They're on facebook, too!!/hopeforwildlife

Friday, January 07, 2011

Food pics from last night

Here's all the dishes I made for dinner last night:

From the top right, clockwise:
Baked Haddock fillets, McCain's Spicy Fries, salmon fish cakes, compote, fried mushrooms and onions with beer. Missing from photo: Greek salad, home-made pickle.

And the Cape Breton Post is running an article on Old Christmas featuring the parish of the Holy Ghost Ukrainian Catholic Church in Sydney (where my mom grew up and we still have family). Check it out here!

Have a great Christmas day!

Thursday, January 06, 2011

Sviat Vechir dinner tonight

Tonight is Ukrainian Christmas eve, aka Sviat Vechir. Traditionally, twelve meatless and dairyless dishes are served (in honour of the 12 apostles, or from pagan times, the 12 months of the year). But when you have a small family (just Dave and I, in this case), some of the traditional dishes are just too elaborate to warrant making. So, adapting is sometimes necessary, and in this case, I try to present a variety of small meatless dishes in lieu of the traditional twelve (and suited a bit more to our tastes). :)

My menu will consist of

- fried haddock
- a mushroom and onion stir fry - mushrooms usually feature prominently in the Christmas eve dinner
Chopped shiitake, button and crimini mushrooms with diced onions, cooked in canola oil with a little beer added in the last 5 minutes of cooking. Cook until liquid is evaporated.
- fish cakes
A small can of salmon, mashed with 2-3 mashed potatoes. Formed into patties, coated in flour, and fried in canola oil till crispy on the outside.
- Greek pasta salad, without added feta cheese
- compote
my own style, based on fruits we have around the house - a few raisins, dates and apples, simmered in water, with a touch of honey and spiced rum.
McCain's spicy potato wedges
- homemade relish pickle made in the summertime

There's tons of great recipes for the traditional 12 dishes served, here are a few links to get you started:
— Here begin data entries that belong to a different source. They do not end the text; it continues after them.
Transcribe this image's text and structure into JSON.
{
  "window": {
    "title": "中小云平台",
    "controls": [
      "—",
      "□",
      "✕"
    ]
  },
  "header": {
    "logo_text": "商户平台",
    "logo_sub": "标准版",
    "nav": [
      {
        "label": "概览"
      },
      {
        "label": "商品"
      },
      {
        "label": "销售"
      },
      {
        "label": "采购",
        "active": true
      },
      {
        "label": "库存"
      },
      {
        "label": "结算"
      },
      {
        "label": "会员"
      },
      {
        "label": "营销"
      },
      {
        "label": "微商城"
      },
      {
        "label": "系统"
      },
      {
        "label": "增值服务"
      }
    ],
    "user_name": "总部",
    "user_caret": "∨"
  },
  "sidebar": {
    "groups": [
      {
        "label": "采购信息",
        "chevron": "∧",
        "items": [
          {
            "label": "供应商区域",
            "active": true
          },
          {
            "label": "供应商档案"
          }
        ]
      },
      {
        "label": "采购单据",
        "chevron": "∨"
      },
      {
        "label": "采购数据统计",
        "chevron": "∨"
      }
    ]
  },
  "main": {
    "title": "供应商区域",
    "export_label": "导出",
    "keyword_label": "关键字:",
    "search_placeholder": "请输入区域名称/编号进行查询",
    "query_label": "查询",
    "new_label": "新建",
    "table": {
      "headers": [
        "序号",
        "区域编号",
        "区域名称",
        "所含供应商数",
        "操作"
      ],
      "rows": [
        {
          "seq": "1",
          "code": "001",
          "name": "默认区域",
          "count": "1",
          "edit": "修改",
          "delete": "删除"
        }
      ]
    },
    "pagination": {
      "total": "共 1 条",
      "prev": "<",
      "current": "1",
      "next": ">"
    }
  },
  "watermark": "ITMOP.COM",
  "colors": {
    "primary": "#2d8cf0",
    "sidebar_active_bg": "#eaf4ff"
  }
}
Enjoy your Christmas eve dinner! And the lovely smoked-meat-fest that Christmas day will bring - I know we will! :D

[EDIT: Here's some great pics from around the world of people celebrating Christmas this night:]